The King and Tomatoes

Say what? What king? Burger King.
Having read a small three-sentence, two-paragraph article buried deep within the daily newspaper on the Business page at the very bottom of the "In Brief" column, I became interested in the topic of Burger King paying 1.5 cents more per pound for tomatoes from Florida. Of that amount, one penny will be passed on to the tomato pickers and allegedly double their earnings according to the newspaper article I read.
An internet search resulted in many hits, among which were:
The Canadian Press: Fast food chain Burger King, farm worker group agree on wage deal
MSN: Burger King, farmworker group agree on wage deal
Stockhouse: Burger King to pay Florida tomato pickers more
The Palm Beach Post: Burger King signs deal with tomato workers
If you clicked onto the embedded links and have read the articles, I hope you caught the part about this issue being political with the involvement of U.S. Senator Bernie Sanders (I-VT) who seemingly worked tirelessly on the issue.
I am all in favor of decent wages, prevailing wages, living wages and the like. My question in regard to the fast food industry and the area of condiments is: What about mustard seed pickers, onion pickers, and cucumber (turned into pickle relish) pickers?
Let's make sure that all American workers are paid decent wages. That is REAL economic development. After all, the marketplace needs to have customers who have the money to purchase the goods, services, and products in the marketplace. And, the government needs to have citizens who contribute sufficiently into the tax coffers.
And while I'm on that kick, what about all the workers in the service industry whose income depends in large part on tips? How much do they really earn? Isn't it about time that we get rid of the hidden costs of services to consumers and the "welfare" supplement to employers?
I say do away with tips, make the employer pay a decent wage to the employee, and pass the cost along to the customer and consumer just as is done in the sale of material goods.
So, there! Put that in your pipe and smoke it!
Come on, Congress, get off your duffs. Use the Interstate Commerce Clause of the United States Constitution to get involved in this!


Ben said...

Good to see Bernie Sanders making such an impact on the Senate so soon.

Tim Higgins said...


I agree with you that everyone needs to make a liveable wage. I only question governments part in it. I like your examples of workers working for tips, people paid for piece work, and those making minimum wage.
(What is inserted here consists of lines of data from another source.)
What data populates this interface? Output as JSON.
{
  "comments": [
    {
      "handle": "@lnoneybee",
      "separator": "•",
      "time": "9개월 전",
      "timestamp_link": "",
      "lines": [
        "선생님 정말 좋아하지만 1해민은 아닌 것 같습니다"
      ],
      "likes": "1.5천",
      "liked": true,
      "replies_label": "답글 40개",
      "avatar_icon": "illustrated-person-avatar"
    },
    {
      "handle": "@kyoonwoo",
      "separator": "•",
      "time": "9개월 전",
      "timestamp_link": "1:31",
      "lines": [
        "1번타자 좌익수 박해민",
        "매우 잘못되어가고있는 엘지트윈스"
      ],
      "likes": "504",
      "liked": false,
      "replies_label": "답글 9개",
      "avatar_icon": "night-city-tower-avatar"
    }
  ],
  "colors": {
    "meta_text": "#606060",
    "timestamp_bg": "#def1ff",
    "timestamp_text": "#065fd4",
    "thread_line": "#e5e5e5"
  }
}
None of these probably consitute a liveable wage, and what would food costs be if the people performing most of these tasks made such a wage.

On the other hand, if Burger King "voluntarily" decided on the extra money ... good for them. I suspect strong arm tactics however, and that worries me.